City Guide to Edinburgh, Scotland

City Guide to Edinburgh, Scotland

A Modern Town Review


By Kenneth Scott - Posted on 19 August 2012

A Modern Town - Joe and the businessmen.
3
Show details
Company: 
When I Say Jump
Running time: 
70mins
Production: 
Jac Husebo (director/writer), Sarah Hamilton Baker (movement director), Ella-Marie Fowler (designer), Robyn Keynes (producer).
Performers: 
Jamie Hannon (Joe Webber), Roger Parkins (John Baxton), Darren Gosling (Antoine Stacey / Sam), James Ivens (Thompson / Oggy / Builder 1), Thomas Aslett (Johnson / Liam / Builder 2), Sarah Hamilton Baker (Ronson / Wendy), Susan Lay (Sally Baxton), Robyn Keynes (Margaret).

What would you prefer on your High Street, stylish boutiques and organic cake bakeries or charity and pound shops? This is the choice facing the good people of Newton Basset, a town of faded seaside grandeur from which the tourists stay away in droves.

The town seems past its sell by date, with an anachronistic adherence to wassailing, folk music and male chauvinism, but there is hope that it could be pulled into the modern world when some apparently friendly investors come calling.

Key to this bright future is the struggling local store which forms the hub of the community, recently inherited by young Joe Webber. Joe is not only a quick convert but is soon high-fiving the corporate suits and evangelising on their behalf – if everyone got loans and updated then surely the tourists would return?

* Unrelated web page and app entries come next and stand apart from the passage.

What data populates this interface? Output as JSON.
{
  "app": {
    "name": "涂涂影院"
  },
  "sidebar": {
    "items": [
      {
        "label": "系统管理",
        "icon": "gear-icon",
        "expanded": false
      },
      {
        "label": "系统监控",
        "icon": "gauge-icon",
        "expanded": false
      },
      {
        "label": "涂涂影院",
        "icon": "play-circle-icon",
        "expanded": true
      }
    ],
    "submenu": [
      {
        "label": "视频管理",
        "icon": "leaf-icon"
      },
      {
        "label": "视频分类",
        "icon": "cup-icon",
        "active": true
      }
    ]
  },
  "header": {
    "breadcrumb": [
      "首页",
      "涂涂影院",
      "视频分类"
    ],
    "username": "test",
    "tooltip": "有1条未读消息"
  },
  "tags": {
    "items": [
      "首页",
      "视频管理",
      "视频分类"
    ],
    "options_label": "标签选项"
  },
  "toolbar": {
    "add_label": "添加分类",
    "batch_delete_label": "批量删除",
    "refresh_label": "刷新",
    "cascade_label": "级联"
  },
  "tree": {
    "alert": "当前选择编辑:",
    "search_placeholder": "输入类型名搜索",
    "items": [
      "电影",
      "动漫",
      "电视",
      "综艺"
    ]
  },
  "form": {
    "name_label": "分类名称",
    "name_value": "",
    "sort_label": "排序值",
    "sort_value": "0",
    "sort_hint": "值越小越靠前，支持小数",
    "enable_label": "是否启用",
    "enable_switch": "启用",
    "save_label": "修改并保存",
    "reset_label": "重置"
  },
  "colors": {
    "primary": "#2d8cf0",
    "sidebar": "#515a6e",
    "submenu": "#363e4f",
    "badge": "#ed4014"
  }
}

Needs must when the devil (and market forces) drives. The investors have bigger, bolder ambitions and soon Joe is being forced into making decisions that could have huge repercussions for the town and everyone in it.

This is intelligent and timely theatre. The idea of a whole town under the collective monopoly of, say, a supermarket chain is not an imaginary dystopia but very real. Such "supermarket-led mixed-use development proposals" are just around the corner. In the face of this the production somewhat pulls its punches. While having Joe as the aspiring hero allows a moral dilemma, it robs us of a baddy and it might be stronger as an invective against the real culprit, the political policy of “planning gain”.

The play is at its most powerful when it gets close up and personal in showing the impact on the local farmer, but in other parts the epic form is distancing.  This mix also extends to the development of the characters and the standard of acting.

"This town has been sold … we've lost our individuality, our identity – the very things that make this place”. No, not a line from the script but a real life quote.

It may not be agitprop but this production does well to be both entertaining and questioning.

Show Times: Runs to 27 August 2012; 4.00pm.

Ticket Prices: £9 (£7) – 20-23, 27. £10 (£8) – other dates.